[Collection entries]
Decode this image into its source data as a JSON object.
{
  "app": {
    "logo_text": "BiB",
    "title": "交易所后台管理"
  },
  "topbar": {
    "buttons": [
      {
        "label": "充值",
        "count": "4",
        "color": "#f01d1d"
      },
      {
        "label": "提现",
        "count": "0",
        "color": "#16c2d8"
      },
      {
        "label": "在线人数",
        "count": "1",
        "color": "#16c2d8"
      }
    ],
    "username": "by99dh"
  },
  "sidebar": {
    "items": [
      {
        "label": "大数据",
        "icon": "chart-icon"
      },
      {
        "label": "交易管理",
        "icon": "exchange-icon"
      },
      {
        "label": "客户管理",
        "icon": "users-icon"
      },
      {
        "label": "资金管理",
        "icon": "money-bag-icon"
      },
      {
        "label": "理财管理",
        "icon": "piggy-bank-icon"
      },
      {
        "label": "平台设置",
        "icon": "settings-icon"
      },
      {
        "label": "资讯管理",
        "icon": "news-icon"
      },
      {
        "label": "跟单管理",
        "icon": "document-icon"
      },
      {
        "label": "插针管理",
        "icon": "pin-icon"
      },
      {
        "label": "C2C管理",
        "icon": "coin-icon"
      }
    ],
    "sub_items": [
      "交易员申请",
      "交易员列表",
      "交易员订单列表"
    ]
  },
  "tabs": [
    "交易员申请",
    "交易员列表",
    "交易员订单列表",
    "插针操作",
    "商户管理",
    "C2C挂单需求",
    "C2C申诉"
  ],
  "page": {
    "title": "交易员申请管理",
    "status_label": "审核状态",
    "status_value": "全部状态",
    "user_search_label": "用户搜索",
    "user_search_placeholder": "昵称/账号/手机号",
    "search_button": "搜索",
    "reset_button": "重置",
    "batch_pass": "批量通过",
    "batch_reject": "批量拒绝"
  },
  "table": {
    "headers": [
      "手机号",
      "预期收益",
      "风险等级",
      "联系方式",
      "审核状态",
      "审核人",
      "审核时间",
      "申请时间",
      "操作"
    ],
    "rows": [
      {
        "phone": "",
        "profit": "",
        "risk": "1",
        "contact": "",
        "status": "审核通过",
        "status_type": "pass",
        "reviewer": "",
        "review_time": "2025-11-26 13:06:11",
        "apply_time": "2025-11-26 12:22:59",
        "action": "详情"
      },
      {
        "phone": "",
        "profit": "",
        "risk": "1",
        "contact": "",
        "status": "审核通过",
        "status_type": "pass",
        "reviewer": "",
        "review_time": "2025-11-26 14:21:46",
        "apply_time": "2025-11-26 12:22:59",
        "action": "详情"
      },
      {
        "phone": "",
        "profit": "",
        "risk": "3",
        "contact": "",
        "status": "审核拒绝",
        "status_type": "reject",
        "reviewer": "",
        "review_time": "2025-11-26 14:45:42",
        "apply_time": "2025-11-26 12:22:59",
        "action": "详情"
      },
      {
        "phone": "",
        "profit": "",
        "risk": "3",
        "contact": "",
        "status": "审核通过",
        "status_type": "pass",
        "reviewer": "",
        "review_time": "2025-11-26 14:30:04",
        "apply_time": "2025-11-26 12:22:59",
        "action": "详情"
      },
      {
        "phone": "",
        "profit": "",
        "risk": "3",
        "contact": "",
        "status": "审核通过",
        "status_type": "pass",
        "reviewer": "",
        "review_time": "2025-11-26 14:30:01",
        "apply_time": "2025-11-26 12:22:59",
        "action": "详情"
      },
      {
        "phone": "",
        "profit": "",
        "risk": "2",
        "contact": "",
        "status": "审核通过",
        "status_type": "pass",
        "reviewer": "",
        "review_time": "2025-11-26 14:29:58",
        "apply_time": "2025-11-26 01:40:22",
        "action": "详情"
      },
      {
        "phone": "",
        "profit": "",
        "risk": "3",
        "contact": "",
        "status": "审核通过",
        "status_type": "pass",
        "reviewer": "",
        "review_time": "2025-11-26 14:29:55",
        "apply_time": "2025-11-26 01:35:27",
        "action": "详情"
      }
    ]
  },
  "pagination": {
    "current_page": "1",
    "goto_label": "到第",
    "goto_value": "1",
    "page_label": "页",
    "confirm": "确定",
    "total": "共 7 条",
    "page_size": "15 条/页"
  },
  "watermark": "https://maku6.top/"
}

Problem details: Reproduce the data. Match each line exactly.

Answer to this exercise:
Decode this image into its source data as a JSON object.
{
  "app": {
    "logo_text": "BiB",
    "title": "交易所后台管理"
  },
  "topbar": {
    "buttons": [
      {
        "label": "充值",
        "count": "4",
        "color": "#f01d1d"
      },
      {
        "label": "提现",
        "count": "0",
        "color": "#16c2d8"
      },
      {
        "label": "在线人数",
        "count": "1",
        "color": "#16c2d8"
      }
    ],
    "username": "by99dh"
  },
  "sidebar": {
    "items": [
      {
        "label": "大数据",
        "icon": "chart-icon"
      },
      {
        "label": "交易管理",
        "icon": "exchange-icon"
      },
      {
        "label": "客户管理",
        "icon": "users-icon"
      },
      {
        "label": "资金管理",
        "icon": "money-bag-icon"
      },
      {
        "label": "理财管理",
        "icon": "piggy-bank-icon"
      },
      {
        "label": "平台设置",
        "icon": "settings-icon"
      },
      {
        "label": "资讯管理",
        "icon": "news-icon"
      },
      {
        "label": "跟单管理",
        "icon": "document-icon"
      },
      {
        "label": "插针管理",
        "icon": "pin-icon"
      },
      {
        "label": "C2C管理",
        "icon": "coin-icon"
      }
    ],
    "sub_items": [
      "交易员申请",
      "交易员列表",
      "交易员订单列表"
    ]
  },
  "tabs": [
    "交易员申请",
    "交易员列表",
    "交易员订单列表",
    "插针操作",
    "商户管理",
    "C2C挂单需求",
    "C2C申诉"
  ],
  "page": {
    "title": "交易员申请管理",
    "status_label": "审核状态",
    "status_value": "全部状态",
    "user_search_label": "用户搜索",
    "user_search_placeholder": "昵称/账号/手机号",
    "search_button": "搜索",
    "reset_button": "重置",
    "batch_pass": "批量通过",
    "batch_reject": "批量拒绝"
  },
  "table": {
    "headers": [
      "手机号",
      "预期收益",
      "风险等级",
      "联系方式",
      "审核状态",
      "审核人",
      "审核时间",
      "申请时间",
      "操作"
    ],
    "rows": [
      {
        "phone": "",
        "profit": "",
        "risk": "1",
        "contact": "",
        "status": "审核通过",
        "status_type": "pass",
        "reviewer": "",
        "review_time": "2025-11-26 13:06:11",
        "apply_time": "2025-11-26 12:22:59",
        "action": "详情"
      },
      {
        "phone": "",
        "profit": "",
        "risk": "1",
        "contact": "",
        "status": "审核通过",
        "status_type": "pass",
        "reviewer": "",
        "review_time": "2025-11-26 14:21:46",
        "apply_time": "2025-11-26 12:22:59",
        "action": "详情"
      },
      {
        "phone": "",
        "profit": "",
        "risk": "3",
        "contact": "",
        "status": "审核拒绝",
        "status_type": "reject",
        "reviewer": "",
        "review_time": "2025-11-26 14:45:42",
        "apply_time": "2025-11-26 12:22:59",
        "action": "详情"
      },
      {
        "phone": "",
        "profit": "",
        "risk": "3",
        "contact": "",
        "status": "审核通过",
        "status_type": "pass",
        "reviewer": "",
        "review_time": "2025-11-26 14:30:04",
        "apply_time": "2025-11-26 12:22:59",
        "action": "详情"
      },
      {
        "phone": "",
        "profit": "",
        "risk": "3",
        "contact": "",
        "status": "审核通过",
        "status_type": "pass",
        "reviewer": "",
        "review_time": "2025-11-26 14:30:01",
        "apply_time": "2025-11-26 12:22:59",
        "action": "详情"
      },
      {
        "phone": "",
        "profit": "",
        "risk": "2",
        "contact": "",
        "status": "审核通过",
        "status_type": "pass",
        "reviewer": "",
        "review_time": "2025-11-26 14:29:58",
        "apply_time": "2025-11-26 01:40:22",
        "action": "详情"
      },
      {
        "phone": "",
        "profit": "",
        "risk": "3",
        "contact": "",
        "status": "审核通过",
        "status_type": "pass",
        "reviewer": "",
        "review_time": "2025-11-26 14:29:55",
        "apply_time": "2025-11-26 01:35:27",
        "action": "详情"
      }
    ]
  },
  "pagination": {
    "current_page": "1",
    "goto_label": "到第",
    "goto_value": "1",
    "page_label": "页",
    "confirm": "确定",
    "total": "共 7 条",
    "page_size": "15 条/页"
  },
  "watermark": "https://maku6.top/"
}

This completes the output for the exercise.